The cumulative effect of many worms can add many inches of soil on the surface, with the result that stones lying on the surface appear to sink and are gradually buried.
In agricultural systems, their engineering effects are commonly considered to be largely beneficial (to humans, that is). Worms help decompose vegetation and incorporate that organic material in the soil; their tunnels aerate the soil.
When glaciers covered much of North America, earthworms were wiped out by grinding or freezing, not only under the glacier itself but also in the adjacent cold zones.
So then there were no native earthworms in North America except outside the regions affected by glaciers. Native worms have gradually moved into deglaciated regions, but they spread slowly (on the order of a few yards per year), and much of northern North America still has no native earthworms. No native earthworms are known to occur in Alaska soils.
Earrthworms are often introduced to areas by gardeners and farmers, to make compost and improve nutrient cycling, or by horticulturalists in potted plants; in some regions they are introduced by fishermen who use them as bait.
At least 45 species of exotic earthworms have been introduced to North America, and different species have different tolerances of cold weather, different rates of spread, and different effects on ecosystems.
In general, earthworm invasions have had marked effects on soil processes, especially in areas that previously had no earthworms. For example, studies in cool temperate forests have demonstrated that introduced worms resulted in lower soil nitrogen availability, which was reflected in decreased nitrogen in the leaves of several plants; lower nitrogen in leaves is likely to influence the foraging of leaf-eating animals.
In some areas, leaf litter or even all of the soil on the forest floor was eliminated entirely, decreasing the availability of habitats for forest-floor invertebrates and sites for seed germination.
Exotic worms also have changed the abundance and species composition of mycorrhizal fungi, so important for plant growth. They are known to carry pathogens that affect both plants and humans - as well as helping the dispersal of disease-control agents.
Humans are the quintessential ecosystem engineers.
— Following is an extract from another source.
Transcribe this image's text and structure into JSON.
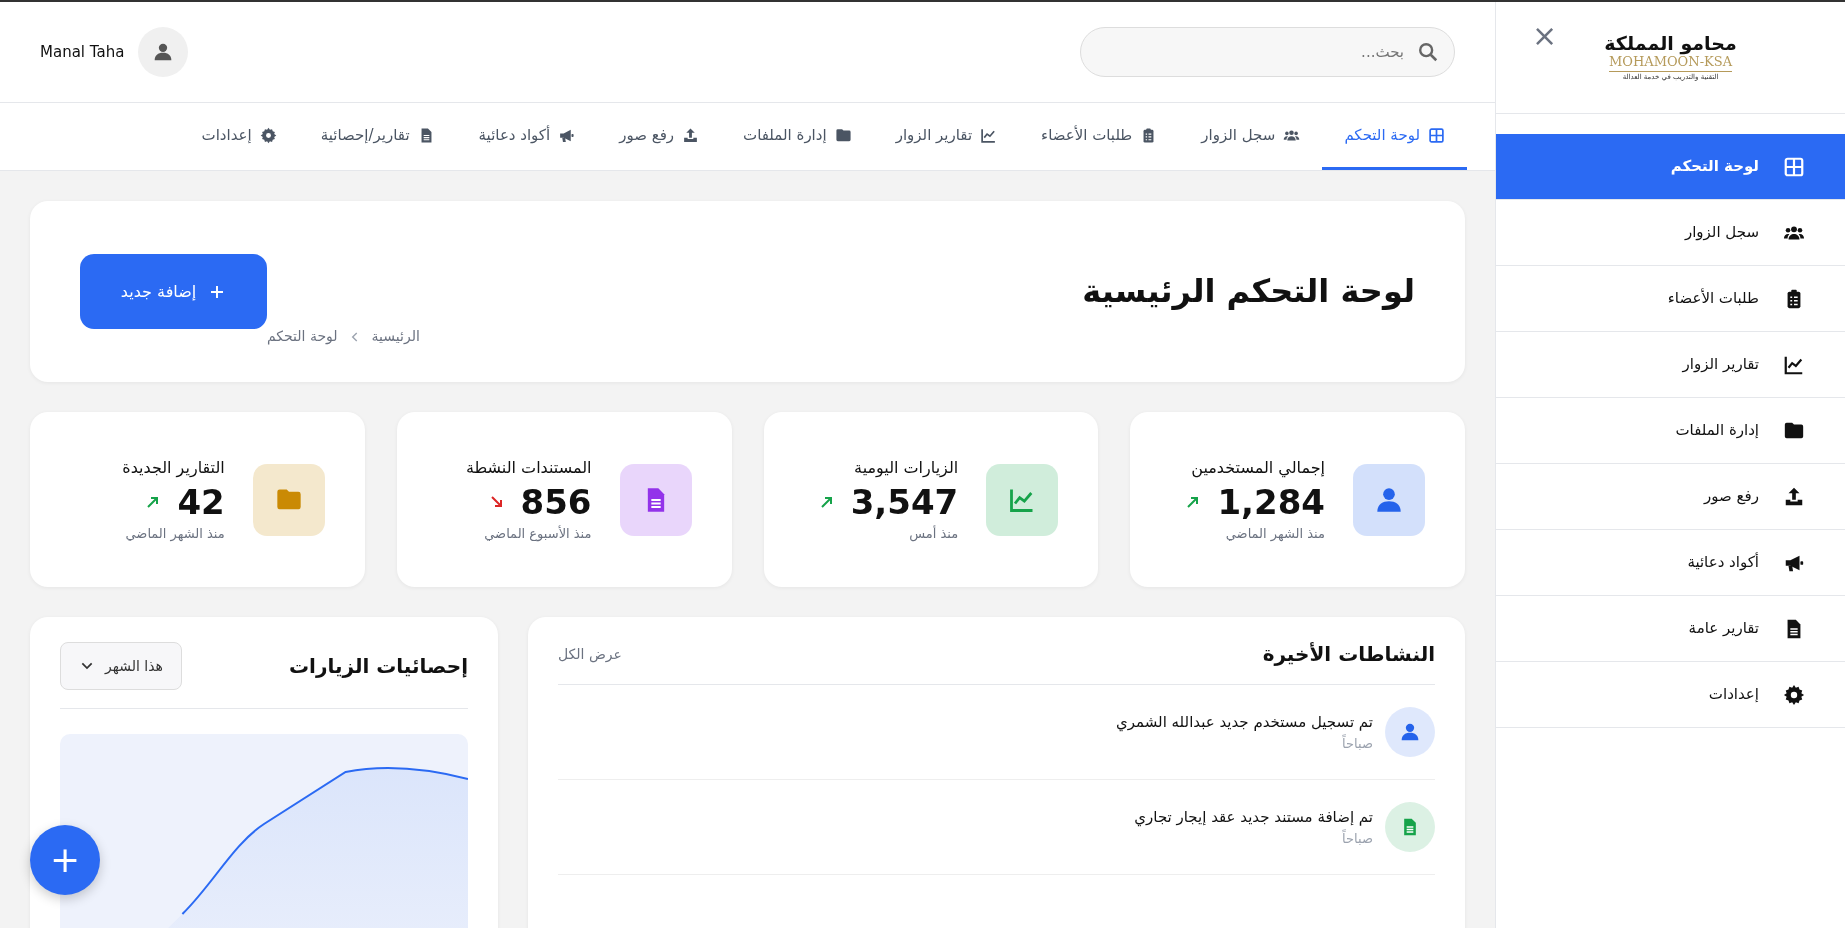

They physically modify almost every landscape they occupy.
Humans drain marshes and entire aquifers, dewater some streams and flood others, cut or burn broad swathes of trees, plow up the sod, quarry rock and gravel deposits, cut away whole mountains in search of minerals, pave the ground with impermeable surfaces, dig harbors and build breakwaters, send untold millions of tons of sediment down rivers into bays and seas, fill lagoons and lakes and swamps, and so on.
Human engineering typically has negative effects on previous occupants of an area.
Mary F. Willson is a retired professor of ecology and a Trail Mix board member.